Closing Remarks of Titon Mitra
Photo by: Francis Dejon
15 August 2016 Senate of the Philippines, Manila, Philippines
Titon Mitra, Country Director at UNDP Philippines
Hon. Senator Legarda, Secretary Guzman, Excellencies, Distinguished Guests,
Ladies and Gentlemen:
I am pleased to have the opportunity to say a few words to draw this High-Level Policy Forum of the CVF to a close.
I will be brief as much of what I would have wanted to say about the achievements of the CVF to date and the key issues the Forum will need to confront going forward have already been covered during the course of this morning and in the preceding events over the last few days.
Let me begin however by congratulating the Philippines on the critical role it has played since leading the CVF since early 2015.
This has been a period marked by extraordinary collective achievements by the CVF – many of which as I have said have already been mentioned.
I would like to however underline a few of these: the expansion of members – drawing in another 23 countries; the launch of the V20 Group of Ministers of finance of member states; the Global Partnership for Preparedness that the V20 launched at the World Humanitarian Summit in May; most notably of course driving relentlessly the campaign to strengthen the level of ambition of COP21 and enshrining a 1.5 degree Celsius limit in Article 2 of the Paris Agreement; and now instituting a South – South Center.
Collectively the CVF has put in place a commendable platform to ensure that every action that is possible can and must be taken to ensure we do not bequeath to our children a miserable world where we have crossed the point of no return on global warming.
Having just reached one degree of warming, we are reminded that the threat of extreme weather and its dire potential consequences is very much today’s reality.
There is of course no question that vulnerable countries – simply by virtue of their location, geography, size and stage of economic and social development will continue to bear the brunt of extreme – climate change induced – weather. Indeed, the unfortunate truism today is that those who have the least will bear most of the burden.
COP21 while historically remarkable is really a small step on a difficult road ahead for reducing climate vulnerability.

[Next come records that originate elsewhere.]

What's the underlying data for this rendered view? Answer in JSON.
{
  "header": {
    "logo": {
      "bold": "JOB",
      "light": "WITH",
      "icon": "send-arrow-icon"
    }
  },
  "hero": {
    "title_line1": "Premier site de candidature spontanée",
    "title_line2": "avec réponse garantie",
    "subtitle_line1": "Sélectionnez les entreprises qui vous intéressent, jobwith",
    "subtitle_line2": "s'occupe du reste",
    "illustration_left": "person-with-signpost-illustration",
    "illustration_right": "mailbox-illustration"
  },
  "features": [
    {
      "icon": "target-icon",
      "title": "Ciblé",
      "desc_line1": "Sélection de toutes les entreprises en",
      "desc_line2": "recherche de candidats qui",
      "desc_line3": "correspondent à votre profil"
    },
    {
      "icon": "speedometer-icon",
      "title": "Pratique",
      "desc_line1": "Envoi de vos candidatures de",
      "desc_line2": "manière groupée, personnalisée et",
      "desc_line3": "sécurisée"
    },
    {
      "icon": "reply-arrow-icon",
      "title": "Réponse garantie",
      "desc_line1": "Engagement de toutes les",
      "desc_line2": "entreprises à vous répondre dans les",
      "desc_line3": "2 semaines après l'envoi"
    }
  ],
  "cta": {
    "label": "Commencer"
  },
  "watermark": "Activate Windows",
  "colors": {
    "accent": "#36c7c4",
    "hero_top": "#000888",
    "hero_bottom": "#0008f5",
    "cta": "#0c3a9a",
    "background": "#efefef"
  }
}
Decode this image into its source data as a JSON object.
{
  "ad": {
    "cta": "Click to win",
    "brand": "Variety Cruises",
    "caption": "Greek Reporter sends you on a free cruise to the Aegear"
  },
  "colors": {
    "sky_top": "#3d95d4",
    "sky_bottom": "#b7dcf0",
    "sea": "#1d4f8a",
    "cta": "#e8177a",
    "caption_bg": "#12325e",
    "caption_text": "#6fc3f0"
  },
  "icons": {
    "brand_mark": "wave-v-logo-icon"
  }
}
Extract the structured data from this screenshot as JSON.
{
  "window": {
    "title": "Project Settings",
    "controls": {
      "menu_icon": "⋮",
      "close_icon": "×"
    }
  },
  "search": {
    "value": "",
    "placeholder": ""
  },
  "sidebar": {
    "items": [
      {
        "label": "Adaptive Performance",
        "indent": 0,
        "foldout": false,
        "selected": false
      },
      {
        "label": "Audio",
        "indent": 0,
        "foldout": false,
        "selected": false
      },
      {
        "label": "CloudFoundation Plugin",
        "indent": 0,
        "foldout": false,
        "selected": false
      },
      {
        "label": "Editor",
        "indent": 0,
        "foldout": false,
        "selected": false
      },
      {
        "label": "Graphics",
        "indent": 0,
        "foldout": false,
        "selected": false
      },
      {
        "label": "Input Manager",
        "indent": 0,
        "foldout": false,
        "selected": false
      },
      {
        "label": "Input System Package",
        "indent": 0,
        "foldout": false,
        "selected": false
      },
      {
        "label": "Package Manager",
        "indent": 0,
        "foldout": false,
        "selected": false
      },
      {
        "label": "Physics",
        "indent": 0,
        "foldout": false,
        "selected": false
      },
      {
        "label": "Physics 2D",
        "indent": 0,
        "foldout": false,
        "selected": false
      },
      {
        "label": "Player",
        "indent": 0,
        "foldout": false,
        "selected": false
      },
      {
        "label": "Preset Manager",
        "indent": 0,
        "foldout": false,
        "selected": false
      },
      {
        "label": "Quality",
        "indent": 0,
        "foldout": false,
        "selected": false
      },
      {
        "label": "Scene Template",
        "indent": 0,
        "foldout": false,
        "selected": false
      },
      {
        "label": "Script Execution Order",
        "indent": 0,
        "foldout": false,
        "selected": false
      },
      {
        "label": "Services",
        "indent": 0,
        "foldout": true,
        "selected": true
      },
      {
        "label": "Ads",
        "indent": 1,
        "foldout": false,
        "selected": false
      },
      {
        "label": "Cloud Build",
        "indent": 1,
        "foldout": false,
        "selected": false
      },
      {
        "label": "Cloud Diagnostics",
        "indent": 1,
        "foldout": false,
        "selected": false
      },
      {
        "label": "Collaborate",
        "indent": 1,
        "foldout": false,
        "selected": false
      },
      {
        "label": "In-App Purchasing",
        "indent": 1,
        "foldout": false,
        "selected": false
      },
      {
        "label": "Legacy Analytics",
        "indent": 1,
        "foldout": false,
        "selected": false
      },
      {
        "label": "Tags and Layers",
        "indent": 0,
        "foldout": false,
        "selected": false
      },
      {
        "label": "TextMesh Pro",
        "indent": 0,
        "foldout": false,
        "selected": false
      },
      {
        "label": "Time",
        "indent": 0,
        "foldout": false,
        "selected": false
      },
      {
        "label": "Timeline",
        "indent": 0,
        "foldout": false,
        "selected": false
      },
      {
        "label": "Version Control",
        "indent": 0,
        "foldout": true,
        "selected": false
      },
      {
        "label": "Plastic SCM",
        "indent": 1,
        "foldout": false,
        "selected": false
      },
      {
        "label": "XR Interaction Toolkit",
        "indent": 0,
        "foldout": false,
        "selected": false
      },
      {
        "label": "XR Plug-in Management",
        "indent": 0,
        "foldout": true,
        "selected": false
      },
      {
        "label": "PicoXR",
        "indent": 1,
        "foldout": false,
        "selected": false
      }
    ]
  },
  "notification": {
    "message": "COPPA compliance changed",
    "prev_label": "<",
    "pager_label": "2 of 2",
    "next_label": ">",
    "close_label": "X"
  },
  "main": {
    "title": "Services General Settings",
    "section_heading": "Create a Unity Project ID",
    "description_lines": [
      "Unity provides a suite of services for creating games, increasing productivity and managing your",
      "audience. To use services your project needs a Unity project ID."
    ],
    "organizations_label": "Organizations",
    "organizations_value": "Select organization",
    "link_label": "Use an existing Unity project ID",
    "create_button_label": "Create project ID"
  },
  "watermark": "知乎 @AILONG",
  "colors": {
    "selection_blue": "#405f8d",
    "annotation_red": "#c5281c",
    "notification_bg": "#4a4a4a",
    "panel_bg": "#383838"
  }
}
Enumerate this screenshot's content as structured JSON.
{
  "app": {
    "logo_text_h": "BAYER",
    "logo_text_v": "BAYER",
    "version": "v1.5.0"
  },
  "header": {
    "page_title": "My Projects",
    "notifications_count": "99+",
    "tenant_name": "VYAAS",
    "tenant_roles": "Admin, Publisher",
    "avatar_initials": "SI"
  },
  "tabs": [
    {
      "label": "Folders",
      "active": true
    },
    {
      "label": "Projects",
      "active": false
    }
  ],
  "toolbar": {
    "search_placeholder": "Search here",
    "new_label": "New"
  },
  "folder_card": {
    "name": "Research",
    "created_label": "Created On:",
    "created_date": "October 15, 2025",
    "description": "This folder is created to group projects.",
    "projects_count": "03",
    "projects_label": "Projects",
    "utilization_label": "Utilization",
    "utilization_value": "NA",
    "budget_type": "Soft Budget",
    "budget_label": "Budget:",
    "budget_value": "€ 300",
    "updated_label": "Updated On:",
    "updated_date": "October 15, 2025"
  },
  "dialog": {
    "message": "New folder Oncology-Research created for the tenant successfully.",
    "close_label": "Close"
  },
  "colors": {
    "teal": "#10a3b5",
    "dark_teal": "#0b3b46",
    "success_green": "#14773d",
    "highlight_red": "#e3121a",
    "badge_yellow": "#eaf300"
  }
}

Successful implementation of promise made will require much more action on the ground.
For the CVF going forward the challenge will be to help demonstrate how low – carbon development is a perfectly viable path to prosperity for developing countries and to show how the international community, as a whole, will benefit from diffusion of highly sustainable solutions and incentives.
Day by day the urgency increases to make the case for low – carbon development, to identify gaps in access to low carbon development options, to inspire countries to achieve low- carbon pathways and to identify Policy initiatives on a global scale
To this end, I hope the long term visioning workshop and the high level retreat outcomes have helped to define a ‘road-map’ for the key action, advocacies and measures that will need to be taken over the next 18 months.
And in this regard, allow me to extend the congratulations of the United Nations to the government of Ethiopia, and to Hon. Shiferaw Telekemariam, as the first African Chair of this important Forum.
The baton has been handed over so to speak and I think I can say on behalf of everyone here that we have the utmost confidence that under Ethiopian leadership the CVF will continue to work to help lead the world away from irreversible global warming and CVF member countries onto a path of enhanced resilience, and climate change mitigation and adaptation.
UNDP is pleased to be a partner and to have supported the CVF, and its sister initiative, the V20, as Secretariat, in addition to our national assistance to its member states on climate change.
UNDP is committed to helping you make the most of international, regional and domestic opportunities on climate and development, while protecting your fiscal fitness and integrity, and avoiding over-indebtedness
UNDP has a strong track record of supporting countries across our more than $2 billion portfolio of climate change projects. For example, we have supported strengthening resilience to climate change impacts through National Adaptation Plans and adaptation action. We have supported the member states in developing contributions to climate change mitigation under the UNFCCC.
With the commitment by developed countries to mobilize $100 billion per year by 2020 to support developing countries in their climate actions, and with increasing activity in the Green Climate Fund, we expect this aspect of our work to expand considerably. It is also perhaps the fastest expanding area of development opportunities for CVF member states.
The United Nations has also long been supportive of initiatives that leverage expertise and experiences through South-South cooperation. And a number of CVF countries are undertaking remarkable climate initiatives: from pioneering payment systems funding reforestation in Costa Rica, to innovative household-level financing of solar power benefitting millions of homes in Bangladesh, or the People’s Survival Fund financing instrument that works to ensure greater climate protection down to the local level here in the Philippines.
With the creation of the new CVF South-South Centre we now have an institution to share knowledge, innovations, lessons and challenges from formulating and implementing such initiatives.
I would like to thank Germany – the Federal Ministry of Environment and GIZ – for supporting the South-South work.
Allow me to close by wishing Ethiopia the very best for its presidency and thanking the Philippines for its excellent leadership over the last 18 months.
Lastly and by no means least, I would also like to thank and acknowledge Senator Legarda, who, not only has been an impeccable host but is a true Global Champion for Resilience.
Thank you very much.